ASSIGNED TASK:
Reproduce the data that follows character for character, but omit its pictures.

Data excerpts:
____

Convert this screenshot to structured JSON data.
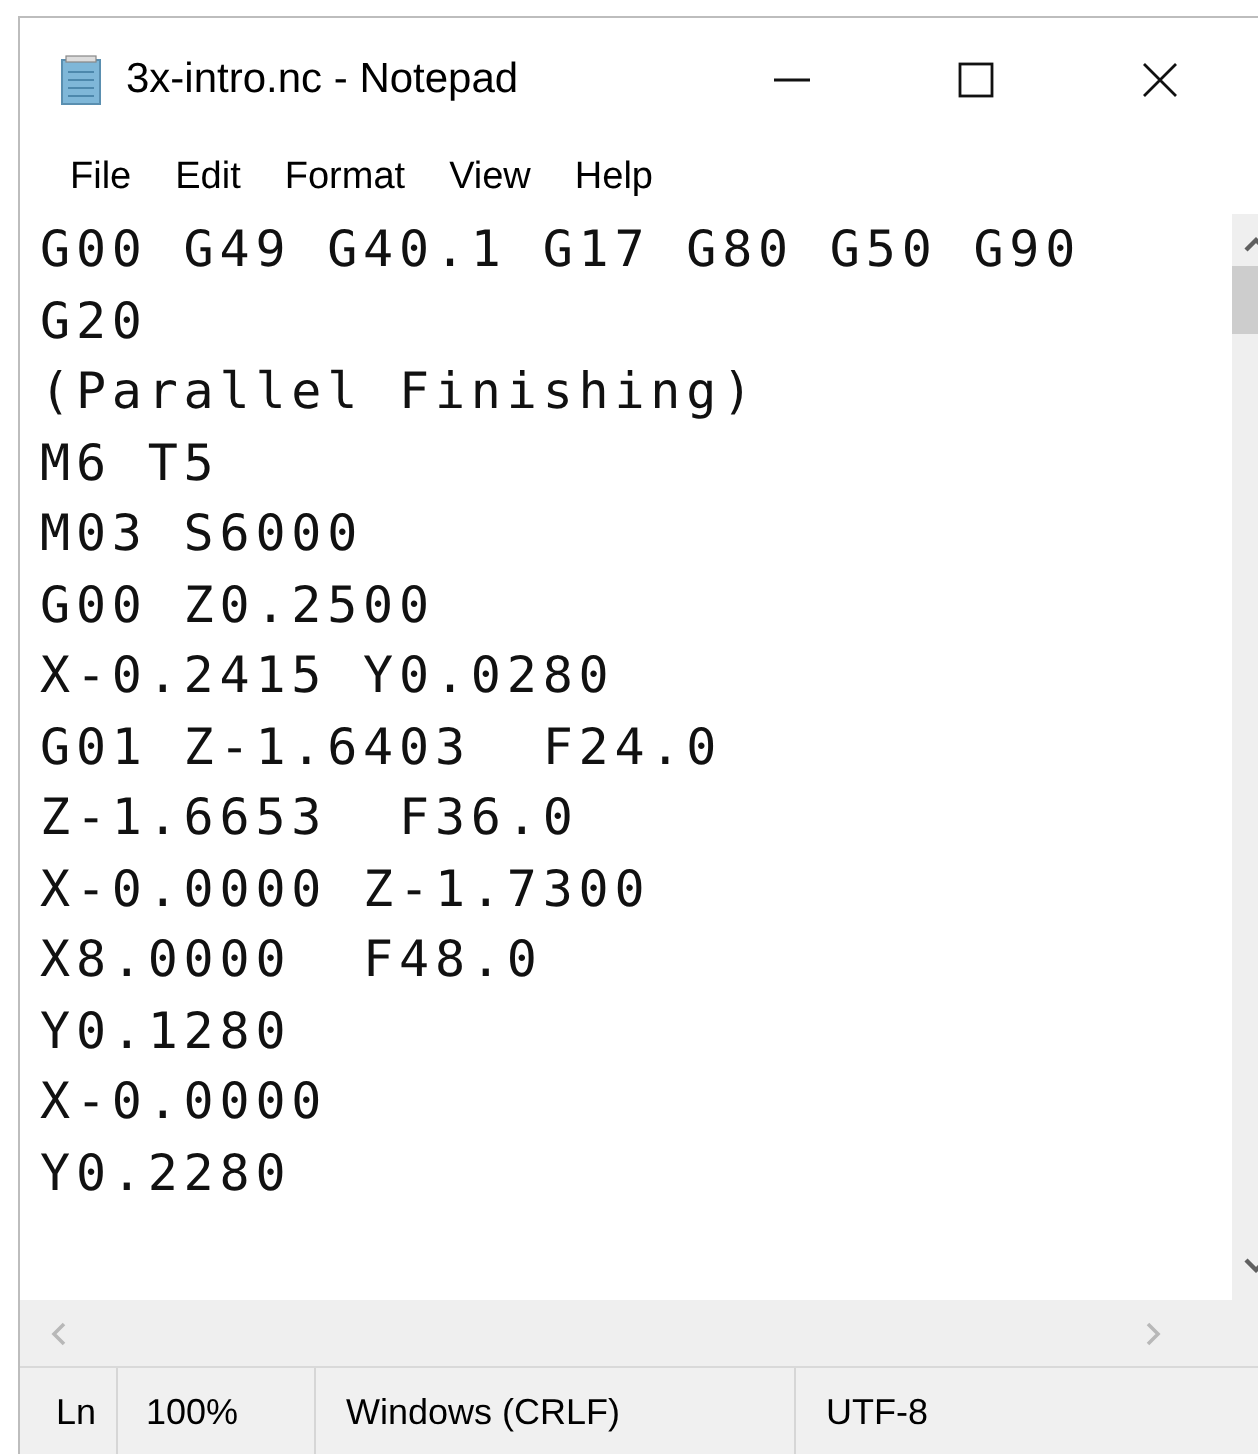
{
  "window": {
    "title": "3x-intro.nc - Notepad"
  },
  "menu": [
    "File",
    "Edit",
    "Format",
    "View",
    "Help"
  ],
  "editor": {
    "lines": [
      "G00 G49 G40.1 G17 G80 G50 G90",
      "G20",
      "(Parallel Finishing)",
      "M6 T5",
      "M03 S6000",
      "G00 Z0.2500",
      "X-0.2415 Y0.0280",
      "G01 Z-1.6403  F24.0",
      "Z-1.6653  F36.0",
      "X-0.0000 Z-1.7300",
      "X8.0000  F48.0",
      "Y0.1280",
      "X-0.0000",
      "Y0.2280"
    ]
  },
  "status_bar": [
    "Ln",
    "100%",
    "Windows (CRLF)",
    "UTF-8"
  ]
}
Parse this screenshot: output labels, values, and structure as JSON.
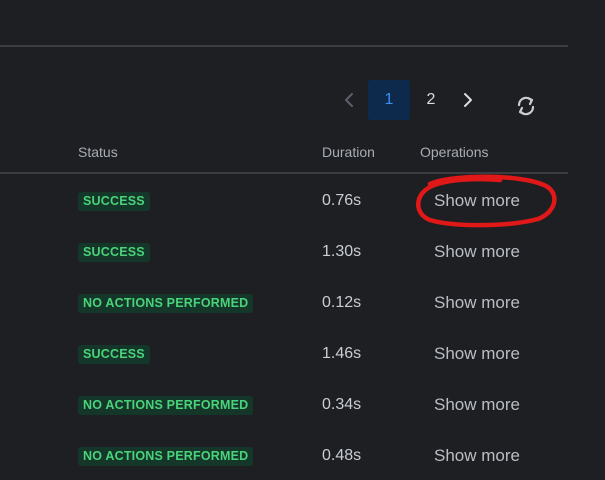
{
  "pagination": {
    "pages": [
      "1",
      "2"
    ],
    "active_page": "1",
    "prev_icon": "chevron-left-icon",
    "next_icon": "chevron-right-icon",
    "refresh_icon": "refresh-icon"
  },
  "table": {
    "headers": {
      "status": "Status",
      "duration": "Duration",
      "operations": "Operations"
    },
    "rows": [
      {
        "status": "SUCCESS",
        "duration": "0.76s",
        "operations": "Show more"
      },
      {
        "status": "SUCCESS",
        "duration": "1.30s",
        "operations": "Show more"
      },
      {
        "status": "NO ACTIONS PERFORMED",
        "duration": "0.12s",
        "operations": "Show more"
      },
      {
        "status": "SUCCESS",
        "duration": "1.46s",
        "operations": "Show more"
      },
      {
        "status": "NO ACTIONS PERFORMED",
        "duration": "0.34s",
        "operations": "Show more"
      },
      {
        "status": "NO ACTIONS PERFORMED",
        "duration": "0.48s",
        "operations": "Show more"
      }
    ]
  },
  "colors": {
    "background": "#1e1f23",
    "badge_bg": "#14372a",
    "badge_text": "#4ad37a",
    "active_page_bg": "#0d2a4c",
    "active_page_text": "#3b8df0",
    "annotation": "#e01818"
  },
  "annotation": {
    "shape": "hand-drawn-circle",
    "target": "first-row-show-more"
  }
}
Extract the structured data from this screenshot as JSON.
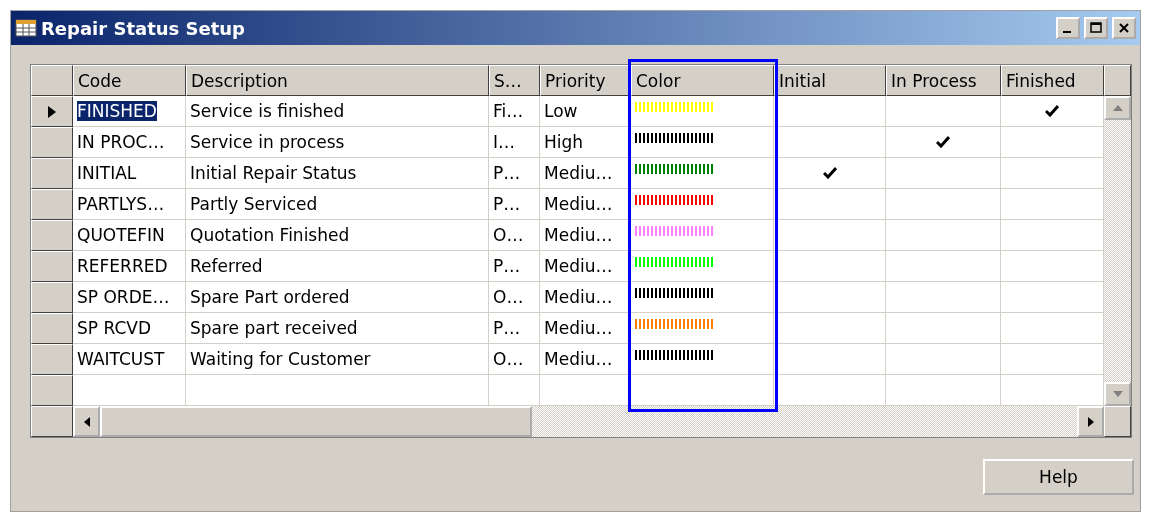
{
  "window": {
    "title": "Repair Status Setup"
  },
  "table": {
    "columns": [
      {
        "label": "Code",
        "highlighted": false
      },
      {
        "label": "Description",
        "highlighted": false
      },
      {
        "label": "S…",
        "highlighted": false
      },
      {
        "label": "Priority",
        "highlighted": false
      },
      {
        "label": "Color",
        "highlighted": true
      },
      {
        "label": "Initial",
        "highlighted": false
      },
      {
        "label": "In Process",
        "highlighted": false
      },
      {
        "label": "Finished",
        "highlighted": false
      }
    ],
    "rows": [
      {
        "selected": true,
        "code": "FINISHED",
        "description": "Service is finished",
        "s": "Fi…",
        "priority": "Low",
        "color": "#ffff00",
        "initial": false,
        "in_process": false,
        "finished": true
      },
      {
        "selected": false,
        "code": "IN PROC…",
        "description": "Service in process",
        "s": "I…",
        "priority": "High",
        "color": "#000000",
        "initial": false,
        "in_process": true,
        "finished": false
      },
      {
        "selected": false,
        "code": "INITIAL",
        "description": "Initial Repair Status",
        "s": "P…",
        "priority": "Mediu…",
        "color": "#008000",
        "initial": true,
        "in_process": false,
        "finished": false
      },
      {
        "selected": false,
        "code": "PARTLYS…",
        "description": "Partly Serviced",
        "s": "P…",
        "priority": "Mediu…",
        "color": "#ff0000",
        "initial": false,
        "in_process": false,
        "finished": false
      },
      {
        "selected": false,
        "code": "QUOTEFIN",
        "description": "Quotation Finished",
        "s": "O…",
        "priority": "Mediu…",
        "color": "#ff80ff",
        "initial": false,
        "in_process": false,
        "finished": false
      },
      {
        "selected": false,
        "code": "REFERRED",
        "description": "Referred",
        "s": "P…",
        "priority": "Mediu…",
        "color": "#00ff00",
        "initial": false,
        "in_process": false,
        "finished": false
      },
      {
        "selected": false,
        "code": "SP ORDE…",
        "description": "Spare Part ordered",
        "s": "O…",
        "priority": "Mediu…",
        "color": "#000000",
        "initial": false,
        "in_process": false,
        "finished": false
      },
      {
        "selected": false,
        "code": "SP RCVD",
        "description": "Spare part received",
        "s": "P…",
        "priority": "Mediu…",
        "color": "#ff8000",
        "initial": false,
        "in_process": false,
        "finished": false
      },
      {
        "selected": false,
        "code": "WAITCUST",
        "description": "Waiting for Customer",
        "s": "O…",
        "priority": "Mediu…",
        "color": "#000000",
        "initial": false,
        "in_process": false,
        "finished": false
      }
    ]
  },
  "buttons": [
    {
      "label": "Help"
    }
  ]
}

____

RESULT OF THE EXERCISE:
Convert this screenshot to structured JSON data.
{
  "window": {
    "title": "3x-intro.nc - Notepad"
  },
  "menu": [
    "File",
    "Edit",
    "Format",
    "View",
    "Help"
  ],
  "editor": {
    "lines": [
      "G00 G49 G40.1 G17 G80 G50 G90",
      "G20",
      "(Parallel Finishing)",
      "M6 T5",
      "M03 S6000",
      "G00 Z0.2500",
      "X-0.2415 Y0.0280",
      "G01 Z-1.6403  F24.0",
      "Z-1.6653  F36.0",
      "X-0.0000 Z-1.7300",
      "X8.0000  F48.0",
      "Y0.1280",
      "X-0.0000",
      "Y0.2280"
    ]
  },
  "status_bar": [
    "Ln",
    "100%",
    "Windows (CRLF)",
    "UTF-8"
  ]
}
Parse this screenshot: output labels, values, and structure as JSON.
{
  "pagination": {
    "pages": [
      "1",
      "2"
    ],
    "active_page": "1",
    "prev_icon": "chevron-left-icon",
    "next_icon": "chevron-right-icon",
    "refresh_icon": "refresh-icon"
  },
  "table": {
    "headers": {
      "status": "Status",
      "duration": "Duration",
      "operations": "Operations"
    },
    "rows": [
      {
        "status": "SUCCESS",
        "duration": "0.76s",
        "operations": "Show more"
      },
      {
        "status": "SUCCESS",
        "duration": "1.30s",
        "operations": "Show more"
      },
      {
        "status": "NO ACTIONS PERFORMED",
        "duration": "0.12s",
        "operations": "Show more"
      },
      {
        "status": "SUCCESS",
        "duration": "1.46s",
        "operations": "Show more"
      },
      {
        "status": "NO ACTIONS PERFORMED",
        "duration": "0.34s",
        "operations": "Show more"
      },
      {
        "status": "NO ACTIONS PERFORMED",
        "duration": "0.48s",
        "operations": "Show more"
      }
    ]
  },
  "colors": {
    "background": "#1e1f23",
    "badge_bg": "#14372a",
    "badge_text": "#4ad37a",
    "active_page_bg": "#0d2a4c",
    "active_page_text": "#3b8df0",
    "annotation": "#e01818"
  },
  "annotation": {
    "shape": "hand-drawn-circle",
    "target": "first-row-show-more"
  }
}
Extract the structured data from this screenshot as JSON.
{
  "window": {
    "title": "Repair Status Setup"
  },
  "table": {
    "columns": [
      {
        "label": "Code",
        "highlighted": false
      },
      {
        "label": "Description",
        "highlighted": false
      },
      {
        "label": "S…",
        "highlighted": false
      },
      {
        "label": "Priority",
        "highlighted": false
      },
      {
        "label": "Color",
        "highlighted": true
      },
      {
        "label": "Initial",
        "highlighted": false
      },
      {
        "label": "In Process",
        "highlighted": false
      },
      {
        "label": "Finished",
        "highlighted": false
      }
    ],
    "rows": [
      {
        "selected": true,
        "code": "FINISHED",
        "description": "Service is finished",
        "s": "Fi…",
        "priority": "Low",
        "color": "#ffff00",
        "initial": false,
        "in_process": false,
        "finished": true
      },
      {
        "selected": false,
        "code": "IN PROC…",
        "description": "Service in process",
        "s": "I…",
        "priority": "High",
        "color": "#000000",
        "initial": false,
        "in_process": true,
        "finished": false
      },
      {
        "selected": false,
        "code": "INITIAL",
        "description": "Initial Repair Status",
        "s": "P…",
        "priority": "Mediu…",
        "color": "#008000",
        "initial": true,
        "in_process": false,
        "finished": false
      },
      {
        "selected": false,
        "code": "PARTLYS…",
        "description": "Partly Serviced",
        "s": "P…",
        "priority": "Mediu…",
        "color": "#ff0000",
        "initial": false,
        "in_process": false,
        "finished": false
      },
      {
        "selected": false,
        "code": "QUOTEFIN",
        "description": "Quotation Finished",
        "s": "O…",
        "priority": "Mediu…",
        "color": "#ff80ff",
        "initial": false,
        "in_process": false,
        "finished": false
      },
      {
        "selected": false,
        "code": "REFERRED",
        "description": "Referred",
        "s": "P…",
        "priority": "Mediu…",
        "color": "#00ff00",
        "initial": false,
        "in_process": false,
        "finished": false
      },
      {
        "selected": false,
        "code": "SP ORDE…",
        "description": "Spare Part ordered",
        "s": "O…",
        "priority": "Mediu…",
        "color": "#000000",
        "initial": false,
        "in_process": false,
        "finished": false
      },
      {
        "selected": false,
        "code": "SP RCVD",
        "description": "Spare part received",
        "s": "P…",
        "priority": "Mediu…",
        "color": "#ff8000",
        "initial": false,
        "in_process": false,
        "finished": false
      },
      {
        "selected": false,
        "code": "WAITCUST",
        "description": "Waiting for Customer",
        "s": "O…",
        "priority": "Mediu…",
        "color": "#000000",
        "initial": false,
        "in_process": false,
        "finished": false
      }
    ]
  },
  "buttons": [
    {
      "label": "Help"
    }
  ]
}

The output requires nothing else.